It is not uncommon to hear today calls for a defence of and a return to Enlightenment values: but what exactly were they? The flourishing of the natural sciences from the 17th Century onward brought about not just an entirely new conception of the nature of the world but also a radical rethinking of the nature of reason itself, which in turn had profound implications for our understanding of the self and of society. But rather than a celebration of the serene progress of triumphant reason, the Enlightenment itself might be better understood as a series of crises. We will explore the myriad of issues these developments raise through an examination of the great thinkers of the 17th, 18th and 19th Centuries.
Explore some of the most important ideas, themes and thinkers in the history of Western philosophy. Learn about some of the central problems of philosophy, and how to puzzle them our for yourselves.

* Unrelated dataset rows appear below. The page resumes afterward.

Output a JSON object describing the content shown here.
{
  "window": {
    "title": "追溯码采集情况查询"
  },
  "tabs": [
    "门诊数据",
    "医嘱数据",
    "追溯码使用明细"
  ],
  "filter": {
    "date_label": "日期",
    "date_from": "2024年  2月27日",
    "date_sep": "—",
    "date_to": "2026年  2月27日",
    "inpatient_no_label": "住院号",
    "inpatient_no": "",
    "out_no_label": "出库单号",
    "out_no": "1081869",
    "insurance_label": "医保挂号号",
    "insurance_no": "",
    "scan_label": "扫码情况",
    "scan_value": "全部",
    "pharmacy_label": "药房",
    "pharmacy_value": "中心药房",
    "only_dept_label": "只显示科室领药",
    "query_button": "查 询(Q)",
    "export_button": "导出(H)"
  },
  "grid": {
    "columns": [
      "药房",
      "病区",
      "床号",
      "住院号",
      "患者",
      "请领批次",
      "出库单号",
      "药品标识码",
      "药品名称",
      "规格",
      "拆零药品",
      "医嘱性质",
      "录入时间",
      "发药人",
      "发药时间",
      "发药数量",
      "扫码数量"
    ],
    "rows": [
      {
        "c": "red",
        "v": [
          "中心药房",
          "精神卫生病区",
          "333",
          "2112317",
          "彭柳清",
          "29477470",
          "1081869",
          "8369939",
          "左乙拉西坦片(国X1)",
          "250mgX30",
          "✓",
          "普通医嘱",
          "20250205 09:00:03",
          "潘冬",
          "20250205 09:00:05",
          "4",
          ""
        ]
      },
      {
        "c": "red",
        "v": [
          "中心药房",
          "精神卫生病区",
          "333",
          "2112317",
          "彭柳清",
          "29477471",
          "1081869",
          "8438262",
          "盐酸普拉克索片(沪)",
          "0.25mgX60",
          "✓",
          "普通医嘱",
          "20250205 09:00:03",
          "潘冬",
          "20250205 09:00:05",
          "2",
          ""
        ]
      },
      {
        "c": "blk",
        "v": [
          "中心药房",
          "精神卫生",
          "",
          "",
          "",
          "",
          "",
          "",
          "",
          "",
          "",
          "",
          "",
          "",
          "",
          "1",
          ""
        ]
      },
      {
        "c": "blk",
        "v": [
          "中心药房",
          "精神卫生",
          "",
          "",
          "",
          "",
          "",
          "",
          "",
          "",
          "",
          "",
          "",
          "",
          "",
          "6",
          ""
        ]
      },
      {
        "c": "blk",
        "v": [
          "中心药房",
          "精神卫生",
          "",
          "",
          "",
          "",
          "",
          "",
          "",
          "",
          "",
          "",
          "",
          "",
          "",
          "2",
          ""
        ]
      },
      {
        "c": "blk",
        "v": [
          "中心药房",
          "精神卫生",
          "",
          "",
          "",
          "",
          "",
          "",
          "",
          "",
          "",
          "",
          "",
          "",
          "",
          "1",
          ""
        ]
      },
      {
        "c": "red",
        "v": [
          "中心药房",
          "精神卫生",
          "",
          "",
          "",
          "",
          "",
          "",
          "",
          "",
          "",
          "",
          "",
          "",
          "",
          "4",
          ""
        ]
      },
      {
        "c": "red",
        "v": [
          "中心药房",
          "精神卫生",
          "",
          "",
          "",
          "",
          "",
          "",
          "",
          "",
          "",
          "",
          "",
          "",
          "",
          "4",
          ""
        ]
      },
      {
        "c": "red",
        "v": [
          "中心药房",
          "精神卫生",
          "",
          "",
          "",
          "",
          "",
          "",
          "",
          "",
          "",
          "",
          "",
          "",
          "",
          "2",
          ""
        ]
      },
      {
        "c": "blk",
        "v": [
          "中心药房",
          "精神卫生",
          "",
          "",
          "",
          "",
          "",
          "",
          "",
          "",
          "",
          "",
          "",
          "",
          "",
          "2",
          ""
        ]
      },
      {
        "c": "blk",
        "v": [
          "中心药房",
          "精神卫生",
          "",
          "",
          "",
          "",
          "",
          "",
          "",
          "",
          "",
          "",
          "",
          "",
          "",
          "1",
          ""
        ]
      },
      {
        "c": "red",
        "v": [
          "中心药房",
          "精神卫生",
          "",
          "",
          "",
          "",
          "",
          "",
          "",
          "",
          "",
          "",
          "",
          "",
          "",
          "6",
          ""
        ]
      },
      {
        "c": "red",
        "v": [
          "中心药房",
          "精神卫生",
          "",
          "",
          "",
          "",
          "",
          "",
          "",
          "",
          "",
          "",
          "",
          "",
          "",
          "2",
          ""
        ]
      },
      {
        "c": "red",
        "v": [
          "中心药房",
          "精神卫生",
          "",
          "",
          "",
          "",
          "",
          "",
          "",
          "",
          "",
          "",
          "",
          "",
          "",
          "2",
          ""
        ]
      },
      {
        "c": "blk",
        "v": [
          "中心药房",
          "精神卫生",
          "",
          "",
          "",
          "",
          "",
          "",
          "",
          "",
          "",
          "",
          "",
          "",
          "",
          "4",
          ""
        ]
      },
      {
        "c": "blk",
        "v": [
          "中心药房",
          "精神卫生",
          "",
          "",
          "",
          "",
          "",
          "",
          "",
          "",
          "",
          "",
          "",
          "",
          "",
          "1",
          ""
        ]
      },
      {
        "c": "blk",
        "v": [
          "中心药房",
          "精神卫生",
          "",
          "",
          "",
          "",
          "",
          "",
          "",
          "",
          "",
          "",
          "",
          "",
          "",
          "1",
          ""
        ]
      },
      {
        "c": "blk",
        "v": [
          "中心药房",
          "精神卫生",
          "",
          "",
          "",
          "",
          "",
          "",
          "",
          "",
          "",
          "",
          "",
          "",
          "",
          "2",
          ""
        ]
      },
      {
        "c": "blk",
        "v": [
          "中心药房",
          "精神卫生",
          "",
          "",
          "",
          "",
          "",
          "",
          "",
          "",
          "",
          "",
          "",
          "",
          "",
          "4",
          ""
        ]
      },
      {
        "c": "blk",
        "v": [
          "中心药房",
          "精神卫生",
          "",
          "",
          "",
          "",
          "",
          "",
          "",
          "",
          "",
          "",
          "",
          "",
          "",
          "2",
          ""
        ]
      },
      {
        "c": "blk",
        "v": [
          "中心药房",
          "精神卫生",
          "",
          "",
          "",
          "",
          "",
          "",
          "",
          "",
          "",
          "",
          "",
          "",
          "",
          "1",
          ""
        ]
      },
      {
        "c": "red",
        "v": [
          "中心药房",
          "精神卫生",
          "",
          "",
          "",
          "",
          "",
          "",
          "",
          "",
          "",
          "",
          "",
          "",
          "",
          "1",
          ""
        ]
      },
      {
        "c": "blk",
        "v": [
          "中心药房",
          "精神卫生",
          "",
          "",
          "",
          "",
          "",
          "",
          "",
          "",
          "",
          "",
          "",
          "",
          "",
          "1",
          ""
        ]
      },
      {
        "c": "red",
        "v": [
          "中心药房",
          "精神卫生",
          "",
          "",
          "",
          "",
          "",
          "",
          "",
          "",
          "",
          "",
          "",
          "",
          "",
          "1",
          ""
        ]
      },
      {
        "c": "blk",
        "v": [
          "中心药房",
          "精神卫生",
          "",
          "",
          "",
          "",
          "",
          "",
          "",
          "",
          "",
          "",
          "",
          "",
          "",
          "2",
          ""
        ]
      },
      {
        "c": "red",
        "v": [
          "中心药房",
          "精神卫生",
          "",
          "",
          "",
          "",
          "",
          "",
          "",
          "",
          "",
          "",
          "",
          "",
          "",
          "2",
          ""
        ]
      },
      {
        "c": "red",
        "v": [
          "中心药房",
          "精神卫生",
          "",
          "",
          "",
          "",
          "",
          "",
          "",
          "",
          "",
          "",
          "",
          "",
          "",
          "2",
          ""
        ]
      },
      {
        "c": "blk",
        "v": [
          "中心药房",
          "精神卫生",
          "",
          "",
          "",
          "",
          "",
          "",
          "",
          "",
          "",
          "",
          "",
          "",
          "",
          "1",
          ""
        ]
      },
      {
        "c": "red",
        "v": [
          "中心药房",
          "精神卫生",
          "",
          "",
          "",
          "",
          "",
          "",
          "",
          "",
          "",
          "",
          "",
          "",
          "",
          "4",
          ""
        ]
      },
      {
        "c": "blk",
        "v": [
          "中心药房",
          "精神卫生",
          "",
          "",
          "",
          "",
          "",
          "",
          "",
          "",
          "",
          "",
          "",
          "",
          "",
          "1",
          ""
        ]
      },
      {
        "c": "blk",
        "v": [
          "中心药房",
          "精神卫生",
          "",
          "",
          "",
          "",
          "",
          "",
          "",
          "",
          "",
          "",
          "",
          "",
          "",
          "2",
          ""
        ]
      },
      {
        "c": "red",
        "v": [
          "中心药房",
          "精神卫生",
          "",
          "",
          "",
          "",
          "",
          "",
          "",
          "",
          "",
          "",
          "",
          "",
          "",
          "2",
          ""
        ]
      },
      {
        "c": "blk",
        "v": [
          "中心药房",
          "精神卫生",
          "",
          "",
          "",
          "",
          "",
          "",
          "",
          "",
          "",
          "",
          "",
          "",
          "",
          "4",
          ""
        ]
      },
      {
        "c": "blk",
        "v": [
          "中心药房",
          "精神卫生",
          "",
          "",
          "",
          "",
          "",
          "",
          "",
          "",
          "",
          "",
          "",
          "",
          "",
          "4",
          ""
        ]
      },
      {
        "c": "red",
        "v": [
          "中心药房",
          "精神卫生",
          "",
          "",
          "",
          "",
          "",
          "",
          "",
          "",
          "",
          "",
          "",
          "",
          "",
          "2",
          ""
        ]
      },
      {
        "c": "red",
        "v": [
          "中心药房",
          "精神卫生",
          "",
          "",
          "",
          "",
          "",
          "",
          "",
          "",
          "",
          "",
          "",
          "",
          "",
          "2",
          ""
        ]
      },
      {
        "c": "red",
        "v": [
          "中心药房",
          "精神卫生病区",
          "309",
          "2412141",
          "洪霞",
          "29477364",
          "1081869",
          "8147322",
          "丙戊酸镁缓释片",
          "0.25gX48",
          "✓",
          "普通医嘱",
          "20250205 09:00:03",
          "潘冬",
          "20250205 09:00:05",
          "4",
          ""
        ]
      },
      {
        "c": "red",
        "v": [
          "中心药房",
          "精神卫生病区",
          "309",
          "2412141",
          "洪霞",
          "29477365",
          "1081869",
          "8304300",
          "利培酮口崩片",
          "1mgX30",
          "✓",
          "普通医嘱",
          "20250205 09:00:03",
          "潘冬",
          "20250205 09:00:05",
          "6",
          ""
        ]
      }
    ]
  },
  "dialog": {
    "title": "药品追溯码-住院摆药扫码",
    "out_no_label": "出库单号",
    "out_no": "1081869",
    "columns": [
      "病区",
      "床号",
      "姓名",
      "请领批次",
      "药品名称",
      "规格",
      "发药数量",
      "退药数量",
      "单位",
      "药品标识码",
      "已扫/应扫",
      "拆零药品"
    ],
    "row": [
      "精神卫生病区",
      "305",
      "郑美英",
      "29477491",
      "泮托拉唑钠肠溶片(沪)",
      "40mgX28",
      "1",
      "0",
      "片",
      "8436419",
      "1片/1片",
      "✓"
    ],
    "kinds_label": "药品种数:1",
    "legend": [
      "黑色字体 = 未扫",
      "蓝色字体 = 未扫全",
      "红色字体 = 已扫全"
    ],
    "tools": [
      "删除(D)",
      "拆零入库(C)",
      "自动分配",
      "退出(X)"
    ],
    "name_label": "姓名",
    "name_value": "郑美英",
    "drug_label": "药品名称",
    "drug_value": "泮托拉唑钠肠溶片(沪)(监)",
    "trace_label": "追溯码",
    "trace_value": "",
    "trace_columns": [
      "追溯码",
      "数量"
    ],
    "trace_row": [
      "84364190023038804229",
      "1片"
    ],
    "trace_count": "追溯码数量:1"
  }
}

One unexpected outcome of the Enlightenment period was the rise of nihilism, a crisis of finding any real meaning in the emerging scientific worldview. The development of the new philosophical movement of phenomenology can be seen as, in part, a response to this crisis. Husserl sought to analyse the role of consciousness in constituting meaning in experience in a way which united our daily experience of the world with the scientific world view. The approach he developed was swiftly challenged in the name of a more embodied and historically situated account of meaning by the work of Heidegger, de Beauvoir, Sartre and Merleau-Ponty. This course will explore how the emergence of phenomenology as a philosophical method came to be inextricably linked to the wider issue of Existentialism as a response to the urgent problems of the 20th Century.
Explore some of the most important ideas, themes, and thinkers in the history of Western philosophy. Learn about some of the central problems of philosophy, and how to puzzle them out for yourselves.
This course will cover a very old idea that has lost none of its relevance in modern times. The problem of evil is usually understood to be first and foremost a theological matter - how can a good God permit terrible things to happen? Doesn't the existence of evil demonstrate that God does not exist? - but the discussion of evil has in fact taken many forms. This course will examine evil, and its existence (or otherwise), from multiple angles - as a philosophical definition, as a problem for political systems, as a construction of man, and as an aesthetic and psychological concern. In a rational world, what place is there for evil? Why do we persist in using the word even when our metaphysical or religious frameworks for invoking it no longer exist? Philosophers included in the course: Arendt, Augustine, Bataille, Kant, Leibniz, Midgley, Nietzsche, Plantinga, Plotinus, de Sade